Numerous Ohioans are descended from Hungarian ancestors. Today, Hungarian Ohioans continue to enhance Ohio's cultural and social landscape.
During the late nineteenth and early twentieth centuries, millions of immigrants migrated to the United States of America, hoping to live the American Dream. Before the American Civil War, most immigrants arrived in the United States from Great Britain, Germany, and Ireland. By the 1880s, the home countries of immigrants began to change. Many of the new immigrants to arrive in the United States came from Eastern European countries, like Poland, Hungary, and Czechoslovakia, rather than from Western European countries, like Great Britain, Ireland, and Germany.
In 1860, 328,249 immigrants lived in Ohio. These people accounted for fourteen percent of the state's population. By 1900, the number of immigrants in Ohio rose to 458,734, but the percentage of the population that was foreign-born declined to eleven percent. Most of these immigrants in 1900 came from Germany, Great Britain, and Ireland, yet a growing number of Eastern Europeans were also migrating to the state.
In 1900, fewer than seventeen thousand Hungarian immigrants resided in Ohio. By 1920, their numbers had soared to 73,181 people. Most of these Hungarians settled along Lake Erie, especially in Cleveland, where they found low-paying jobs in factories or as day laborers. In 1920, more than forty-three thousand Hungarians resided in Cleveland alone. Immigrants who were more successful established businesses that supplied their fellow migrants with traditional Hungarian products. In Cleveland, the Hungarian immigrants tended to settle in their own communities, preferring to live among people who shared similar cultural beliefs and spoke the same language as they did. By the late 1800s, Cleveland claimed six Hungarian communities spread across the city. The Hungarian immigrants were followers of both Protestant churches and the Roman Catholic Church. In Cleveland, by 1900, the Hungarians had established their own Catholic Church and Protestant Church. They also had formed the Hungarian Self-Culture Society. This group was a social organization. Hungarians came together and read newspapers in their home language, practiced traditional beliefs, and socialized together.

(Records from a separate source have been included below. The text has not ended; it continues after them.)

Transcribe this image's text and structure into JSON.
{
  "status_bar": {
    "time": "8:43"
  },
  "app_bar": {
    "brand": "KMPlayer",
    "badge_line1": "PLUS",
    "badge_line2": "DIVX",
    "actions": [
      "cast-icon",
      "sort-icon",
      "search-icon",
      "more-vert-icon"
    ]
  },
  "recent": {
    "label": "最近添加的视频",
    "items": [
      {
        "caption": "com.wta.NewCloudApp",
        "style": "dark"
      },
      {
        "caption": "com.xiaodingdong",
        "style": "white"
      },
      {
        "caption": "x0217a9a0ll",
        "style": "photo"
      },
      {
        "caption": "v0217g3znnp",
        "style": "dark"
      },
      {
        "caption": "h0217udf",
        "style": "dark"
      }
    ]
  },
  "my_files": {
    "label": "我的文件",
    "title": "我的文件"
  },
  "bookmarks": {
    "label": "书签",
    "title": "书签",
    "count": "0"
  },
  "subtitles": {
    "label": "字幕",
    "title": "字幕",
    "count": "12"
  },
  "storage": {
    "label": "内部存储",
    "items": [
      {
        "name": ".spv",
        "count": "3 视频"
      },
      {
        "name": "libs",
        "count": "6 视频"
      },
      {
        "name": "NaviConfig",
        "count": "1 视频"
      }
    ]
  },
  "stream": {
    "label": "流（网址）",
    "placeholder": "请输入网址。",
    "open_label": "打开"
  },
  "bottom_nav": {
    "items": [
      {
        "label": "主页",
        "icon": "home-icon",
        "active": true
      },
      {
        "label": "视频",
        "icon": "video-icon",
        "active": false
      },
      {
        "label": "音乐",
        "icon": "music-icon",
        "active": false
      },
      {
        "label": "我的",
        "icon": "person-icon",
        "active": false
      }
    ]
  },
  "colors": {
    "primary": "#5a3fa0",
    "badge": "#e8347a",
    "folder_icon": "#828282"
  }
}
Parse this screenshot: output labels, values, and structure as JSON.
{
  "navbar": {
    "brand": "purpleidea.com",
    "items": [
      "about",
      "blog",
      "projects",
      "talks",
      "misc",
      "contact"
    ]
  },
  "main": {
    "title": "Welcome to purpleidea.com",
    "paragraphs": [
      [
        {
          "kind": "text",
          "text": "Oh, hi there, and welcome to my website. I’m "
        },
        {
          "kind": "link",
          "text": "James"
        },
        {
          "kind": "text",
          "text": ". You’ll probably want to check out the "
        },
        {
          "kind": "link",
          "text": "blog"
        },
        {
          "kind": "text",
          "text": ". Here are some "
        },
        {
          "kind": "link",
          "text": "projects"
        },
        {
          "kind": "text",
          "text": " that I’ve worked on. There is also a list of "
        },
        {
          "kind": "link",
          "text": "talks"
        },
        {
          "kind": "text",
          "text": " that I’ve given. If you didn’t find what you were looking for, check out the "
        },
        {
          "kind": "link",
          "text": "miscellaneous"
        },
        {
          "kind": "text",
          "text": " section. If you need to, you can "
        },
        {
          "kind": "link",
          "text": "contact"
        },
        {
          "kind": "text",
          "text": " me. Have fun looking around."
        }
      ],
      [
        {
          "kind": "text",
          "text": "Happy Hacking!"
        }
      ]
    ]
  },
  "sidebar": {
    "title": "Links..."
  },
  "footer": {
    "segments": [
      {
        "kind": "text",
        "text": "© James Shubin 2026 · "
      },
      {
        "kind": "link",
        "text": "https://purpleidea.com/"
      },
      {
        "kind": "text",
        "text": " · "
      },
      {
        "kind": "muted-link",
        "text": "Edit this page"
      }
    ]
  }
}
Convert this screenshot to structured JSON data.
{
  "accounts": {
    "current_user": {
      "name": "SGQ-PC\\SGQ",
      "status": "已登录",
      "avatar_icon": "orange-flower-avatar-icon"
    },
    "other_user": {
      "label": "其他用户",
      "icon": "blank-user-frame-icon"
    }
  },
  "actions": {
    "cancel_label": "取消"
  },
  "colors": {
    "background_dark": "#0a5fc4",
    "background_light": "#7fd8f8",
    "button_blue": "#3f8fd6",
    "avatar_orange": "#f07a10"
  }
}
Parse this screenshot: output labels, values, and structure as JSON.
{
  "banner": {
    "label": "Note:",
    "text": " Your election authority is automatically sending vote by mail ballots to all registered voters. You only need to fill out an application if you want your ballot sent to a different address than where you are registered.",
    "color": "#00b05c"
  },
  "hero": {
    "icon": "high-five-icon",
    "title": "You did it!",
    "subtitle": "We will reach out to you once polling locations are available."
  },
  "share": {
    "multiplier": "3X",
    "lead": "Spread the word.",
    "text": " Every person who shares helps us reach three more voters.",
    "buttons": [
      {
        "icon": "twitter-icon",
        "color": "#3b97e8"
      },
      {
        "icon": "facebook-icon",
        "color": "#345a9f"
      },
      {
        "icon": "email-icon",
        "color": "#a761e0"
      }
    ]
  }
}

Hungarian immigrants congregated together partly out of camaraderie but also out of fear. During the late nineteenth and early twentieth centuries, many native-born Americans feared outsiders. Some of these people objected to the immigrants' religious and cultural beliefs, while others believed that the foreigners would corrupt the morals of United States citizens. These people also contended that the quality of life within the United States would decline, as there were not enough jobs to employ the millions of people migrating to America. Many native-born Americans hoped either to limit immigration or to force foreigners to convert to American customs and beliefs. The leaders of this movement were the Progressives of the late 1800s and the early 1900s. To accomplish their goals, the Progressives implemented numerous reforms, including settlement houses, which taught foreigners American practices. The Progressives also called for laws that would either limit or ban the cultural practices of recently arrived immigrants. In Cleveland, in 1919, Hungarian immigrants came together in a parade in support of the United States' war effort during World War I. Despite this show of patriotism, many native-born Americans continued to discriminate against the Hungarians and their fellow immigrants. It would take several generations before the immigrants became truly accepted by the vast majority of Ohioans.
While most Hungarian immigrants arrived in the United States prior to World War I, two additional large waves of Hungarian migrants eventually reached this country. The first one occurred in the years immediately following World War II. World War II destroyed numerous homes and businesses in Hungary, and many residents of this country sought a better life in the United States. Thousands of these immigrants made their way to Ohio. Six thousand Hungarians settled in Cleveland between 1947 and 1953. Cleveland's Hungarian residents actively assisted these new arrivals in beginning new lives. The new immigrants tended to settle in the already established Hungarian communities in the state.
An additional influx of Hungarians, approximately forty thousand of these people, came to the United States in 1956, following a failed revolution to overthrow the communist government in Hungary. These immigrants also settled in the previously established Hungarian communities. Approximately eight thousand of the forty thousand immigrants settled in Cleveland.
Over the succeeding decades, Ohio's traditional Hungarian communities began to lose their cohesiveness. As other Ohioans became more tolerant of the Hungarians, many Hungarian communities began to disintegrate. Many Hungarians moved into other communities, while non-Hungarians began to infiltrate the traditionally Hungarian neighborhoods. This does not mean that Ohio's Hungarian population has lost its ties to its traditional cultural beliefs. Hungarian Ohioans continue to participate in various social and cultural groups that serve to promote Hungarian beliefs and customs.
- Van Tassel, David D., and John J. Grabowski, eds. The Encyclopedia of Cleveland History. Bloomington: Indiana University Press, 1996.